JK: Academics are our very first priority here at UJ. My goal as the Head Coach is not to turn college players into pros, but to make sure that every single one of my student athletes graduates on time and is ready for life after college. We have a minimum GPA requirement of a 2.0 to be able to start/participate when we have games, and our goal every semester is a 3.0 GPA average across the team. We take Thursdays off of normal practice to do a study table for the duration of what our normal practice would be. Tutoring and other study groups are often utilized if necessary as well.
ACR: Share with us how your team is doing this season.
JK: We are at the tail end of our year for 2018-19. We’ve seen some really great successes this year, including 4 winning seasons, 4 playoff appearances, and 5 playoff wins. Our Hearthstone team has qualified for spring playoffs, and they will compete again in the opening round on April 6th.
ACR: Tell us about your coaching staff.
Josh Knutson is the Head Coach for UJ, he is full time in the Marketing and Communications department and does esports as well. Josh handles all day-to-day operations of the esports program including recruiting, scheduling, in-game coaching, developing practice plans, and much more.
Chris Hoke is the Technology Director for UJ Esports, he is the full time Chief Information Officer and leader of the IT department here at Jamestown as well. Chris handles software and hardware maintenance, coordinates our work study students and responsibilities, is the point person for purchasing new equipment, and is in charge of the UJ Twitch channel.

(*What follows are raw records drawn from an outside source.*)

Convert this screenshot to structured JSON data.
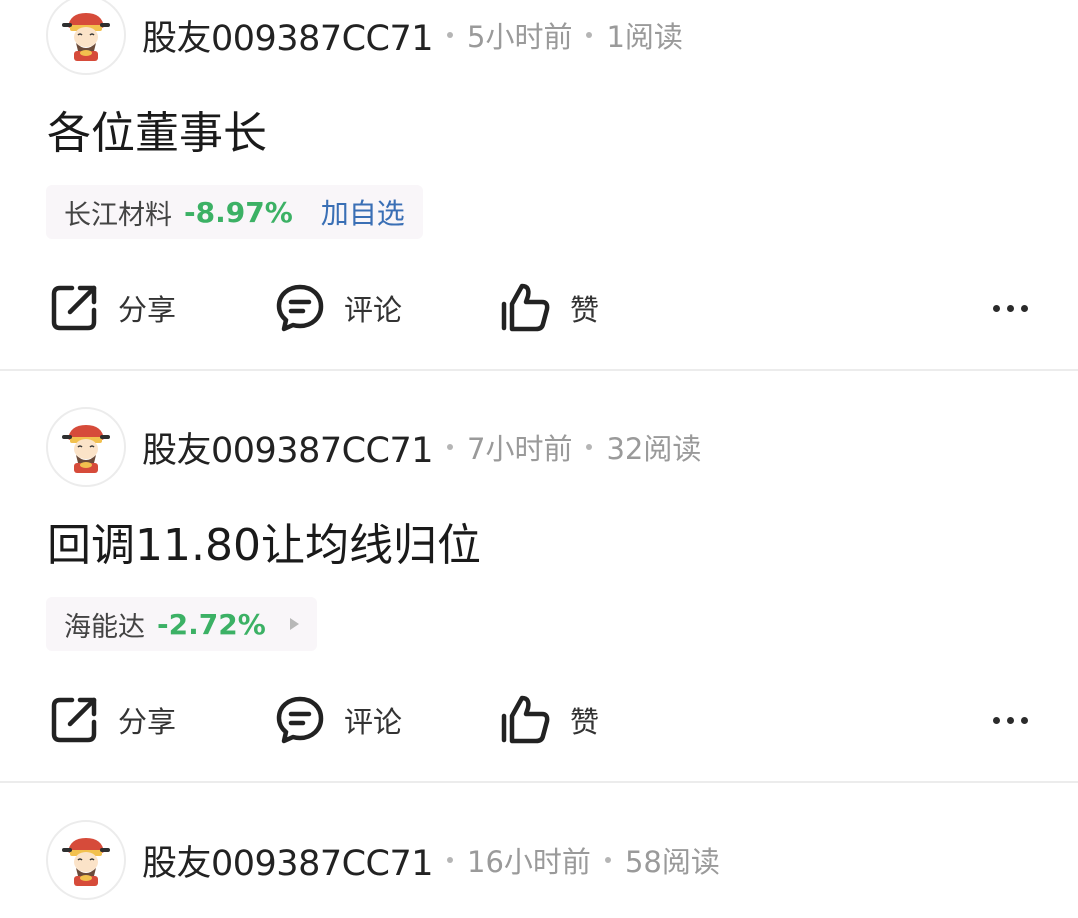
{
  "posts": [
    {
      "username": "股友009387CC71",
      "time": "5小时前",
      "reads": "1阅读",
      "title": "各位董事长",
      "stock": {
        "name": "长江材料",
        "change": "-8.97%",
        "action": "加自选"
      },
      "actions": {
        "share": "分享",
        "comment": "评论",
        "like": "赞"
      }
    },
    {
      "username": "股友009387CC71",
      "time": "7小时前",
      "reads": "32阅读",
      "title": "回调11.80让均线归位",
      "stock": {
        "name": "海能达",
        "change": "-2.72%"
      },
      "actions": {
        "share": "分享",
        "comment": "评论",
        "like": "赞"
      }
    },
    {
      "username": "股友009387CC71",
      "time": "16小时前",
      "reads": "58阅读"
    }
  ],
  "colors": {
    "change_down": "#3cb165",
    "link": "#3a6fb5",
    "meta": "#9a9a9a",
    "tag_bg": "#f9f6f9"
  },
  "icons": {
    "avatar": "caishen-avatar-icon",
    "share": "share-icon",
    "comment": "comment-icon",
    "like": "thumbs-up-icon",
    "more": "more-dots-icon",
    "tag_arrow": "play-arrow-icon"
  }
}
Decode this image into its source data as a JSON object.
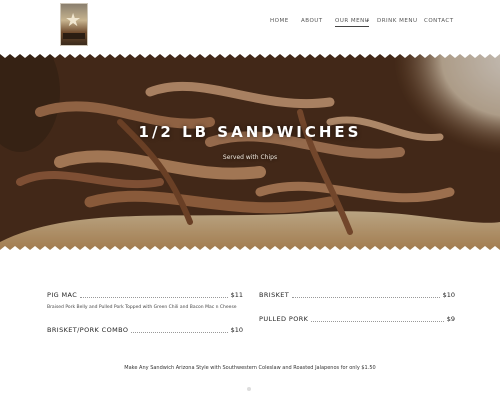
{
  "nav": {
    "items": [
      {
        "label": "HOME"
      },
      {
        "label": "ABOUT"
      },
      {
        "label": "OUR MENU"
      },
      {
        "label": "DRINK MENU"
      },
      {
        "label": "CONTACT"
      }
    ],
    "dropdown_glyph": "+"
  },
  "hero": {
    "title": "1/2 LB SANDWICHES",
    "subtitle": "Served with Chips"
  },
  "menu": {
    "items": [
      {
        "name": "PIG MAC",
        "price": "$11",
        "description": "Braised Pork Belly and Pulled Pork Topped with Green Chili and Bacon Mac n Cheese"
      },
      {
        "name": "BRISKET/PORK COMBO",
        "price": "$10",
        "description": ""
      },
      {
        "name": "BRISKET",
        "price": "$10",
        "description": ""
      },
      {
        "name": "PULLED PORK",
        "price": "$9",
        "description": ""
      }
    ]
  },
  "note": "Make Any Sandwich Arizona Style with Southwestern Coleslaw and Roasted Jalapenos for only $1.50",
  "colors": {
    "background": "#ffffff",
    "text": "#333333",
    "hero_overlay": "#5a3a24"
  }
}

ACR: Tell us about your esports practice and/or competition facilities.
Our facility here at UJ is named the “Lair.” In the early 2000s it was a Student Media Center located in the basement of our library. In 2016 when esports launched here at UJ, we renovated the space and it now houses our practices/games/and other team activities. We have 24 stations, dedicated internet, a film room, TVs for viewing, and storage “lockers” for our players.

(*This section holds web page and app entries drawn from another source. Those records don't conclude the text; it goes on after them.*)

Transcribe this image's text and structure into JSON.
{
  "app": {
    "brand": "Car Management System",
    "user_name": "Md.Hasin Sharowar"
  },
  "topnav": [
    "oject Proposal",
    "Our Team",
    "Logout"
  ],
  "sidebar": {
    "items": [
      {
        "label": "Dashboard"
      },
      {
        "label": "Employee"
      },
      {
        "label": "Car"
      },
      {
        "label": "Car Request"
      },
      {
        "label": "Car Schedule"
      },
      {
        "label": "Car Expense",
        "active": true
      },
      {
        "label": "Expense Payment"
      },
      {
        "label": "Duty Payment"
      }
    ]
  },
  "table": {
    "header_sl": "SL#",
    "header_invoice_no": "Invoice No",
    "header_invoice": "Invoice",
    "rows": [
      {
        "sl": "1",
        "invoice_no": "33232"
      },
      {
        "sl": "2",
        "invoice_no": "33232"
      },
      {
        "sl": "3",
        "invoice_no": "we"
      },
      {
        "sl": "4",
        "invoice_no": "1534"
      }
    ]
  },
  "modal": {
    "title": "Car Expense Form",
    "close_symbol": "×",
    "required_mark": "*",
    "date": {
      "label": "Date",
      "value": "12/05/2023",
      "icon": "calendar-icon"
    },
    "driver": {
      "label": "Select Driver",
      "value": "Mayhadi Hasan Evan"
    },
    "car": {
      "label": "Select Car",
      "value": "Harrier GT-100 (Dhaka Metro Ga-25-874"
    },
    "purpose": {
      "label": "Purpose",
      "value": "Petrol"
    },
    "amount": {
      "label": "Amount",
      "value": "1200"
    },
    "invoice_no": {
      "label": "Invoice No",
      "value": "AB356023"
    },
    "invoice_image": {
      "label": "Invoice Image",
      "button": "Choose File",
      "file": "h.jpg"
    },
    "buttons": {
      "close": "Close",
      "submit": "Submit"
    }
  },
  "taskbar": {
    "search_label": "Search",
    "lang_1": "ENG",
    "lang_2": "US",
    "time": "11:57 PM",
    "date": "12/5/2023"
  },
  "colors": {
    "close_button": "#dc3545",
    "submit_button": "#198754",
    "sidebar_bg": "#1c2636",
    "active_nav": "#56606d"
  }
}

ACR: Please share any unique qualities of your program (first one in state, emphasis on team)
JK: We were the first program in North Dakota to offer scholarships, and one of the first 20 nationwide to sign on with NACE. We pride ourselves on taking a team-first approach to our playstyle, and that we give all kinds of players a chance to grow and thrive in a team setting.

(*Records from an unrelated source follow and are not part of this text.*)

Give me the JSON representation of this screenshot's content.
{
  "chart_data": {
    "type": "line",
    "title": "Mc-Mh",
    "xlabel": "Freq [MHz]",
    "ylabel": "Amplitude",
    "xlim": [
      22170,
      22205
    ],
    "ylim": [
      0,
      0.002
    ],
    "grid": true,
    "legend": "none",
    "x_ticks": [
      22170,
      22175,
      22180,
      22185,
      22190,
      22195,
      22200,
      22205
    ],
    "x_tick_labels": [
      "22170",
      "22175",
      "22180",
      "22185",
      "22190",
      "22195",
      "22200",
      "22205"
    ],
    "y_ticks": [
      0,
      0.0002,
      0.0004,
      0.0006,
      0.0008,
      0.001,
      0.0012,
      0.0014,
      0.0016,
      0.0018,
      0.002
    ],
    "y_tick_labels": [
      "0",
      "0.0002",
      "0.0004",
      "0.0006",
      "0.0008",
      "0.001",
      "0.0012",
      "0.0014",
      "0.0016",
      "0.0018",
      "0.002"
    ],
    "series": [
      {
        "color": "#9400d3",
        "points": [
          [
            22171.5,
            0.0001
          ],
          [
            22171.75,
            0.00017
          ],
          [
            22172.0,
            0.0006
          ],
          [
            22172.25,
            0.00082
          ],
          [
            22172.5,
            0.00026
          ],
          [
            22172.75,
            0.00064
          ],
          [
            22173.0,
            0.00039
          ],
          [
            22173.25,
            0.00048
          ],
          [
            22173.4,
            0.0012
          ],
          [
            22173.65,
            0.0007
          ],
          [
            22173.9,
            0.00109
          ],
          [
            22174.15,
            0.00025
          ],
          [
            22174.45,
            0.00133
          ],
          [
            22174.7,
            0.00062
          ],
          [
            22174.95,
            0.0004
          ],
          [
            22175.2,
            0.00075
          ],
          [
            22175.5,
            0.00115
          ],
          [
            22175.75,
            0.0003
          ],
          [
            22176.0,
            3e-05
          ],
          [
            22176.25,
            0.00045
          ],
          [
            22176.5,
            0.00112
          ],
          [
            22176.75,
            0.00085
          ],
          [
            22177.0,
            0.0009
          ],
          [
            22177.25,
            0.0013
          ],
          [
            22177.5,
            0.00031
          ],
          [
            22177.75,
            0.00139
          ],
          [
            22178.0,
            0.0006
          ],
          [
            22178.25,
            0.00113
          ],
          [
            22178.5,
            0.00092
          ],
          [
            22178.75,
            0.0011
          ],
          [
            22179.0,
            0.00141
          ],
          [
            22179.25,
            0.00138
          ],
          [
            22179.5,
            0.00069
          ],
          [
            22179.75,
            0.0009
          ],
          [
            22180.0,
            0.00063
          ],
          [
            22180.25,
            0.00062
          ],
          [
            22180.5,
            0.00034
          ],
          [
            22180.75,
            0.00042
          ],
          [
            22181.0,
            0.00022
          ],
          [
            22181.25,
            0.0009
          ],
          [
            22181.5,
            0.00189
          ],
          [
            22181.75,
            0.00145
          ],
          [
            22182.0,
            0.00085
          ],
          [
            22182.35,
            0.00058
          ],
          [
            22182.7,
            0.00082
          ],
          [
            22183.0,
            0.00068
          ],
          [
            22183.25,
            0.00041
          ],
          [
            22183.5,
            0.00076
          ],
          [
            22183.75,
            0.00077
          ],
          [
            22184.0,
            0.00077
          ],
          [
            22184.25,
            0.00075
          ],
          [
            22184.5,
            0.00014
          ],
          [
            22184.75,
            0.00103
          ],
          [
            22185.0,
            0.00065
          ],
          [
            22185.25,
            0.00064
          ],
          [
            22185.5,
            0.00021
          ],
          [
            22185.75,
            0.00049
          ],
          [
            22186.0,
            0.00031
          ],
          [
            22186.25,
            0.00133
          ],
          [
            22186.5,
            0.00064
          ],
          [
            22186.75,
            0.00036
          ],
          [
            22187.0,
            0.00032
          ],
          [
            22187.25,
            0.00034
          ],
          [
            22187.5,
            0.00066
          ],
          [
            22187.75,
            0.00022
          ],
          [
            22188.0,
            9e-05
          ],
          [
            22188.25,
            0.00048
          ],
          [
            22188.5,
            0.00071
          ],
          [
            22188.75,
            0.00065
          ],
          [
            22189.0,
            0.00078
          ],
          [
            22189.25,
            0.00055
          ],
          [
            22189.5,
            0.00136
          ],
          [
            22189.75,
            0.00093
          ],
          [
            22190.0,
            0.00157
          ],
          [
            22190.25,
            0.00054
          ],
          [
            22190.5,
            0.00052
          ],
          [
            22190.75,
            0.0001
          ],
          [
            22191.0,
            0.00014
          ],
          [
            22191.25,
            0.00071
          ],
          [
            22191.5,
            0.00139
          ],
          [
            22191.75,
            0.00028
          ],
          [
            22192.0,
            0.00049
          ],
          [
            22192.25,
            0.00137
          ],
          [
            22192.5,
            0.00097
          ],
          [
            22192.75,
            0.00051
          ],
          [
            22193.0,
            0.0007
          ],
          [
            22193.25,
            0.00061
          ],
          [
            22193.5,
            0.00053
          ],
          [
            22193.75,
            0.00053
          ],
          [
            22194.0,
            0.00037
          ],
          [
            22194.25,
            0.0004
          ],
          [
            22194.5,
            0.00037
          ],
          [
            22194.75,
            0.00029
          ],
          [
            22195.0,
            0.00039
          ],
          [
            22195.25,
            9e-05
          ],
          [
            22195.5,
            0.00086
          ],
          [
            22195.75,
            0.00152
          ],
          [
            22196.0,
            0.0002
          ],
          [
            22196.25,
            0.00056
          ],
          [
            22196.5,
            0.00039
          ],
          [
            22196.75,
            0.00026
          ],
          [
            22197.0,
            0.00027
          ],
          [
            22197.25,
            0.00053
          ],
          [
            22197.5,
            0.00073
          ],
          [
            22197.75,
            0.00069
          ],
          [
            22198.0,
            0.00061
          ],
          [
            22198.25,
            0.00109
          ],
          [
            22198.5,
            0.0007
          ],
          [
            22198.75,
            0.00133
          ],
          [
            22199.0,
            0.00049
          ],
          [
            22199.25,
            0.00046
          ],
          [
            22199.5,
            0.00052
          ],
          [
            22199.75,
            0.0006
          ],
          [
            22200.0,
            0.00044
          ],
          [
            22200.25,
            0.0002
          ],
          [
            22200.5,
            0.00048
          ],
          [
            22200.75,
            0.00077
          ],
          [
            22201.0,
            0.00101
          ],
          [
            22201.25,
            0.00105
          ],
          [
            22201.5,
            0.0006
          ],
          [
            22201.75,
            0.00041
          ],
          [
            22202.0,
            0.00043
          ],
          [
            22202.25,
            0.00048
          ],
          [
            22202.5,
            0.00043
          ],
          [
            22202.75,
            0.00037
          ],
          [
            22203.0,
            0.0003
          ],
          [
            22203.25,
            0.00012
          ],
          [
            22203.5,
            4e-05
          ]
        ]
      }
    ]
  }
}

ACR: What advice do you have for prospective students wanting to pursue esports, as well as those specifically seeking esports scholarships at your program?
JK: Advice I would give to prospective students would be to keep learning the game you play at a high level, make sure you are taking care of business in the classroom, and if you are really serious about playing at the next level, create a profile on recruiting websites like BeRecruited or Recruit Rivals so college coaches can find you easier.
ACR: In what ways do participants in collegiate esports programs benefit?
JK: Some of the greatest benefits to being involved with collegiate esports are team building, communication skills, critical thinking, and it gives students who might not have a chance to compete athletically a competitive outlet and chance to represent the school.
ACR: Tell us about your goals for your program. (Do you expect to add more sports, scholarships, etc)
JK: Our goals for the program are to grow the roster and sustain it at around 32 student athletes from year to year, graduate every player that comes through our program, and work towards winning conference and national championships.
ACR: From a competitive esports standpoint, what is the single most significant moment or accomplishment that stands out in your program’s brief history?
JK: Our most memorable moment so far in our history is when our Hearthstone team beat the #3 team in the country, Univ. of California Berkley, on the official PlayHearthstone Blizzard Twitch channel in front of 5,000 viewers.
Check out more interviews at Animation Career Review's Interview Series.